Drought in New Mexico may be an ongoing problem, but attempts to find solutions to this monumental challenge are not drying up.



Karl Wood, director, Water Resources Research Institute. (NMSU photo by Darren Phillips)


For centuries, ground water has been lifted and used in New Mexico. A major problem is that three-fourths of the ground water in the state, in such places as the Tularosa Basin, Pecos Valley, Estancia Basin and Four Corners area, is brackish or salty.

Water is considered brackish or salty if it contains more than 1,000 parts per million (ppm) of dissolved solids. Much of New Mexico's brackish ground water is less than 10,000 ppm, but some ground water in the Tularosa Basin contains more than 300,000 ppm, which is 10 times saltier than ocean water.

"New Mexico's salty ground water is a big new source of water for the state," said Karl Wood, director of New Mexico State University's Water Resources Research Institute.

The cost of desalination for municipal use is comparable to treating river water. This new source will be important for cities as well as small, rural communities in New Mexico, Wood said, adding that desalination is still too expensive for most agriculture irrigation.

A principal cost associated with desalination is getting rid of concentrates that are left over after desalination. Wood said the three different methods used - deep well injection, hauling and disposing of concentrated brackish water, and evaporation ponds - are all expensive.

Deep well injection is the preferred option, but favorable deep geologic formations must be found. The second option, hauling and disposing, is feasible only near oceans. As for the third option, Wood said El Paso and Fort Bliss will desalinate nearly 30 million gallons of water a day, but in the near future, the city will need a large evaporation pond of about one square mile to evaporate water from the salt. Such a pond carries with it many environmental concerns, including the need to dispose of the dried salt.

In the summer of 2005, Congress approved money for the U.S. Bureau of Reclamation to build a national inland desalination research center near Alamogordo. Researchers from government agencies, national laboratories and private companies, including a dozen from NMSU, will work at the center.

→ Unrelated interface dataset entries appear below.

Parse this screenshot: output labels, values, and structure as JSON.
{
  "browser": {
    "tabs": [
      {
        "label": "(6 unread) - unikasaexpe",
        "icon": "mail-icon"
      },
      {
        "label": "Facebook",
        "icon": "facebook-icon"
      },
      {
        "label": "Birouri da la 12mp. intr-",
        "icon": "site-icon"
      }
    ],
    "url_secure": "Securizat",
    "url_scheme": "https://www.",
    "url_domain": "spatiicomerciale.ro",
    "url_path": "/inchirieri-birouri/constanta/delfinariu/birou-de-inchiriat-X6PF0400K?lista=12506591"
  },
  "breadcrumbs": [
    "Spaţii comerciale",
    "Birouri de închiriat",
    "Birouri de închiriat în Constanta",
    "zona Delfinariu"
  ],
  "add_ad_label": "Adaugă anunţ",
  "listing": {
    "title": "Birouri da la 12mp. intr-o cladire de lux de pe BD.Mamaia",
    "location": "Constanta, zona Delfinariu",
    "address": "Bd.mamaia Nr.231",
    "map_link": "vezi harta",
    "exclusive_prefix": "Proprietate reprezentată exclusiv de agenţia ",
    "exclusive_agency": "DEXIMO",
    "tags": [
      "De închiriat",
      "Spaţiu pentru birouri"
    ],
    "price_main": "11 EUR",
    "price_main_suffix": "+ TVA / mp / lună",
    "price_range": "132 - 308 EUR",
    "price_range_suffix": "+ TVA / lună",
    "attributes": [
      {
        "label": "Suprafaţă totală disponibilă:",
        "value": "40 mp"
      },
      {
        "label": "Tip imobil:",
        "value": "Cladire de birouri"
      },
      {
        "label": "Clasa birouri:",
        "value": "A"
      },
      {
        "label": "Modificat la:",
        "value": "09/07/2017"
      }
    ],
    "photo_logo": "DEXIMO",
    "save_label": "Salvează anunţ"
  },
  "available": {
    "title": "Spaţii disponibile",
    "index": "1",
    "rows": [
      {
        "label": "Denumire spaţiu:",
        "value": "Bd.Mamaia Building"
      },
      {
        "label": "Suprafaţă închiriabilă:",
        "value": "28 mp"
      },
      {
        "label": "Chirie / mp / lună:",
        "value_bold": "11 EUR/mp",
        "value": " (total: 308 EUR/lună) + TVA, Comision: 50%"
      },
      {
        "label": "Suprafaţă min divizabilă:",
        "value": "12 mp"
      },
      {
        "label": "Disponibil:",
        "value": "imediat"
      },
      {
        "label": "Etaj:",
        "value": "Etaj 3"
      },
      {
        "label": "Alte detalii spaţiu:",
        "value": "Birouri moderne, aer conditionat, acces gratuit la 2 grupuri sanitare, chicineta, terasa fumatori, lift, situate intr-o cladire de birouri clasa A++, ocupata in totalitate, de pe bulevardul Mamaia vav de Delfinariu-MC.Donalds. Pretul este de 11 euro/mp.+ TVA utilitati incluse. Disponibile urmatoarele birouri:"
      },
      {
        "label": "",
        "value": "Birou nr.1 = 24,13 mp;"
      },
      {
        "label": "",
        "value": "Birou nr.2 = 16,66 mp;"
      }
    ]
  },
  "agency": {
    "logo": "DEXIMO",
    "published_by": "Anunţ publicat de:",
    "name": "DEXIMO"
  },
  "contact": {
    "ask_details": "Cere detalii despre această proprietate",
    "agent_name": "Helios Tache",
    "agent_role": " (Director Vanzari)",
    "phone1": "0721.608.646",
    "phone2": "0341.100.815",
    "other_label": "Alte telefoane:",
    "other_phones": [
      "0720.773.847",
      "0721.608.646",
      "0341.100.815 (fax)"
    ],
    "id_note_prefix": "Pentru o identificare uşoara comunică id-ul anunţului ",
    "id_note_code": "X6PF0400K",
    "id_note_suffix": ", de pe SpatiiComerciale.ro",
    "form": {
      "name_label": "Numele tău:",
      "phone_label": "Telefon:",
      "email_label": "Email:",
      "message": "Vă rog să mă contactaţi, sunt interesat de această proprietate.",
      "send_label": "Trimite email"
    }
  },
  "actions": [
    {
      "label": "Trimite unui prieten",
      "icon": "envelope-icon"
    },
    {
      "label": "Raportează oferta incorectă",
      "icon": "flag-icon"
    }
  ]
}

"This research center will be unique because it will work with inland waters that have salts other than sodium chloride and this will require unique pre-treatments and membrane technologies," Wood said.

Also, NMSU will be involved with the University of Texas at El Paso and the Texas A&M Research Center in El Paso in a partnership called the Consortium for Hi-Technology Investigations in Water and Wastewater, or CHIWAWA, a water management and desalination research and education consortium. One idea CHIWAWA is working on for the disposal of concentrate involves agriculture.

"The possibilities are nearly limitless," Wood said. "Using plants that grow in concentrated water to take up chemicals will produce many plant genetic engineering opportunities."

The beneficial use of saline water in agriculture has great potential and will have widespread application, Wood said. Preliminary research is already being conducted by Bernhard Leinauer, an assistant professor of turfgrass science and management in NMSU's College of Agriculture and Home Economics. Leinauer is using salt-tolerant turfgrasses that could be used on golf courses, in parks, and for parking lots.

Summaries of a number of projects on improving desalination technology and applications can be found at the Water Resources Research Institute's Web site: wrri.nmsu.edu.